As Congress debates funding levels for reviving U.S. chip manufacturing, commercial partnerships are forming around strategic technologies such as 5G wireless and AI chips.
In a bid to accelerate 5G wireless connectivity, GlobalFoundries is licensing gallium nitride technology from Raytheon Technologies. This collaboration is aimed at boosting not just 5G, but also subsequent 6G wireless infrastructure applications.
Meanwhile, IBM is touting its pivot to a “collaborative model” with foundry partners such as Intel and Samsung Electronics to fabricate its Power processors while developing energy-efficient AI chips.
GlobalFoundries said the wireless chip partnership announced Wednesday (May 19) includes joint development and commercialization of Raytheon’s GaN-on-silicon technology. The resulting devices would be aimed at boosting RF performance for 5G and 6G phones and wireless networks.
The foundry has yet to respond to our request for details on performance improvements.
The GaN-on-Si devices will be fabricated at GlobalFoundries’ Fab 9 facility in Essex Junction, Vt. As horse-trading advances in the Senate for funding U.S. semiconductor R&D, Sen. Patrick Leahy, D-Vt., chairman of the Senate Appropriations Committee, called the 5G chip partnership “good news for the nation’s semiconductor supply chain and competitiveness.
Under terms of the agreement, Raytheon will license its proprietary GaN-on-Si technology and “technical expertise” to GlobalFoundries, which will develop new semiconductor devices for next-generation wireless applications. The technology is touted as handling higher power and resulting heat levels beyond the capability of legacy wireless systems.
The deal with Raytheon reflects the U.S. foundry operator’s emphasis on key RF components required to keep pace in the race to deploy 5G and, eventually, 6G wireless networks. Those networks will transport everything from streaming video to big data collected by edge AI devices.
Company officials have stressed GlobalFoundries’ emphasis on “high-mix applications [with] modest volumes,” including those incorporating RF front-ends, microcontrollers and battery management. That pragmatic strategy varies markedly from cutting-edge process technologies offered by foundry leaders like Taiwan Semiconductor Manufacturing Co. (TSMC) and Samsung Electronics.
The partnership with Raytheon “will enable everything from AI-supported phones and driverless cars to the smart grid, as well as governments’ access to data and networks which are essential to national security,” GlobalFoundries CEO Tom Caufield said in announcing the agreement.
The ramping of advanced 5G chip production at a former IBM fab illustrates how the foundry business has evolved in the last decade.
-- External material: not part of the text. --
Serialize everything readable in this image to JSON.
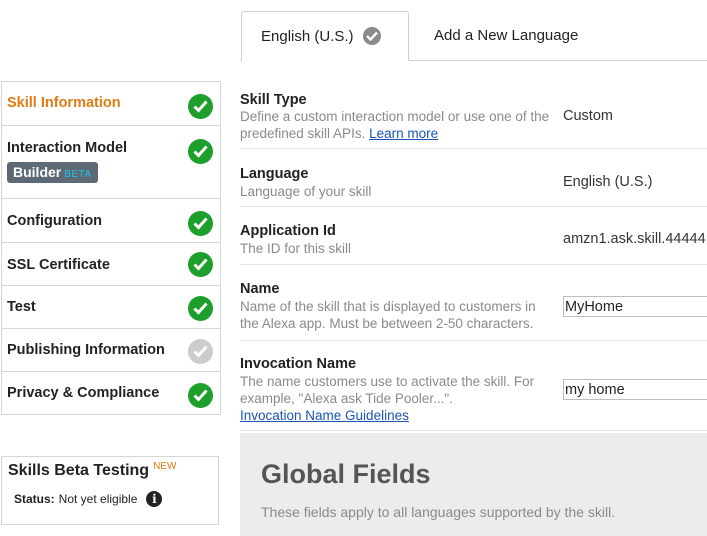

Chip designers such as IBM have sold off foundry facilities, instead seeking manufacturing partners as they move to smaller processor nodes.
“Given the extreme competition, market volatility and the scale of capital investments needed, many companies have pivoted from vertically integrated development to a model that leverages best-in-class strategic partnerships,” Zachary Lemnios, vice president of IBM research, noted in a blog post.
“The trust and security of microelectronics created through partnerships requires in-depth understanding of a complex global supply chain that includes design services, EDA tools, intellectual property design elements, photomask design tools, foundry services, assembly, test, [and] packaging services and component packaging,” added Lemnios, a former U.S. assistant secretary of defense.
IBM currently licenses IC designs to GlobalFoundries and Samsung.
Besides AI chips, IBM’s hardware alliances also include a partnership with Intel aimed at fabricating the world’s first 2-nm chips. As it looks to rebuild its manufacturing prowess, Intel announced an alliance with IBM to development new fab processes. “Intel is joining a team of TSMC competitors to pool research and share the huge cost of developing ever-smaller transistors,” processor market analyst Linley Gwennap. EETimes